US Airways flight attendant celebrates 55 years with airline
TEMPE, Ariz. - US Airways flight attendant Bette Nash celebrates 55 years of dedicated service with the airline this month. Ms.
TEMPE, Ariz. – US Airways flight attendant Bette Nash celebrates 55 years of dedicated service with the airline this month. Ms. Nash has the distinction of being the most tenured flight attendant at US Airways with a hire date of Nov. 4, 1957.
Nash, who is based in US Airways’ Washington, D.C. focus city, began her aviation career with Eastern Airlines, flying on the carrier’s Lockheed Constellation 1049 aircraft. In 1961, she began flying for the Eastern Air Shuttle, which provided flights every two hours between New York’s LaGuardia, Washington National and Boston Logan airports.
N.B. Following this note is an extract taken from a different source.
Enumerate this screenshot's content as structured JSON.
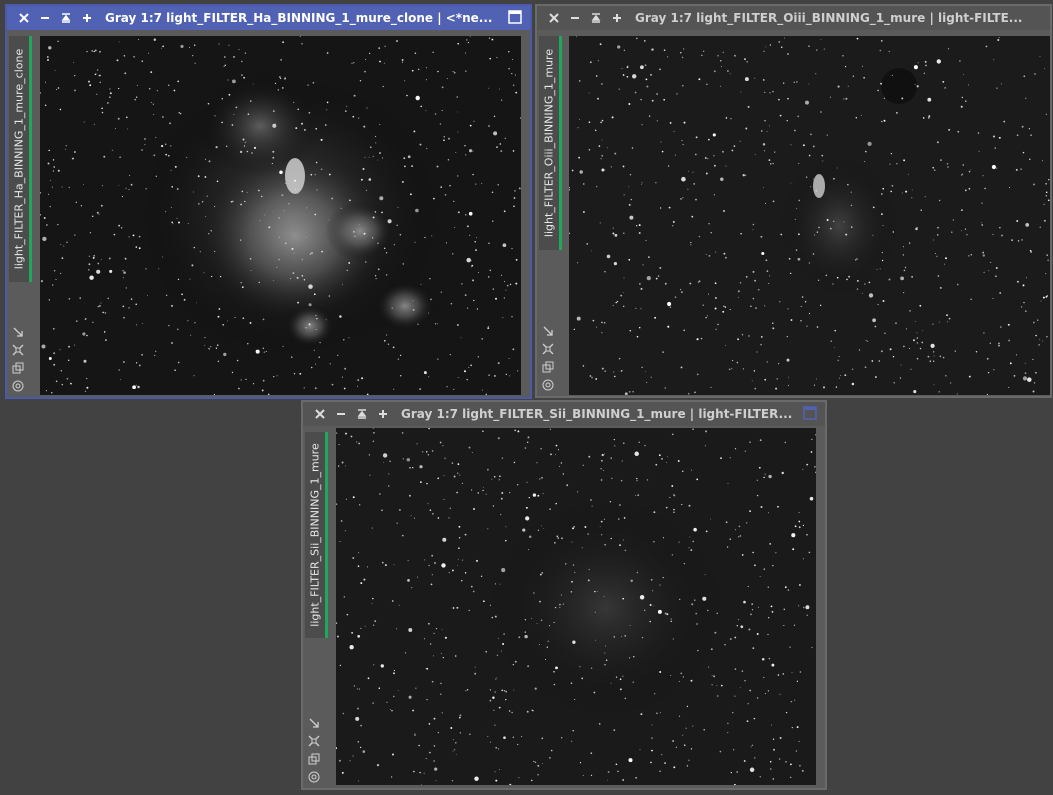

Over the years, the Eastern Air Shuttle became the Trump Shuttle, the USAir Shuttle and today’s US Airways Shuttle, where Bette continues the proud tradition of these airlines, flying between her home base at Washington, D.C.’s Reagan National Airport, Boston and New York’s LaGuardia Airport.
“Bette’s dedication to providing excellent customer service helps make US Airways a better airline,” said Hector Adler, US Airways’ vice president, inflight services. “Bette has witnessed many changes in the airline industry in her 55-year career, but one thing hasn’t changed and that is her continued commitment to customer service and the admiration for her among her colleagues. We are extremely honored to recognize her lifetime of commitment to our company and our customers.”
Nash is one of three US Airways flight attendants with more than 50 years of service. In June 2011 Carolyn Baker celebrated 50 years with the airline. Sali Burgard marked her 50th anniversary this month with US Airways. Baker and Burgard are based in the airline’s Charlotte, N.C. hub and began their careers with Mohawk and Allegheny Airlines, respectively. Both carriers became part of today’s US Airways and the airline is proud to continue their legacies.
US Airways plans to hire approximately 450 flight attendants this fall and winter, with the first group of new crew members taking to the skies in early 2013. The new positions will fill those left by flight attendants who are retiring and those created by the airline replacing Boeing 737 aircraft with larger Airbus A321 aircraft and bringing on new Airbus A330 widebody aircraft, which will replace Boeing 767 planes.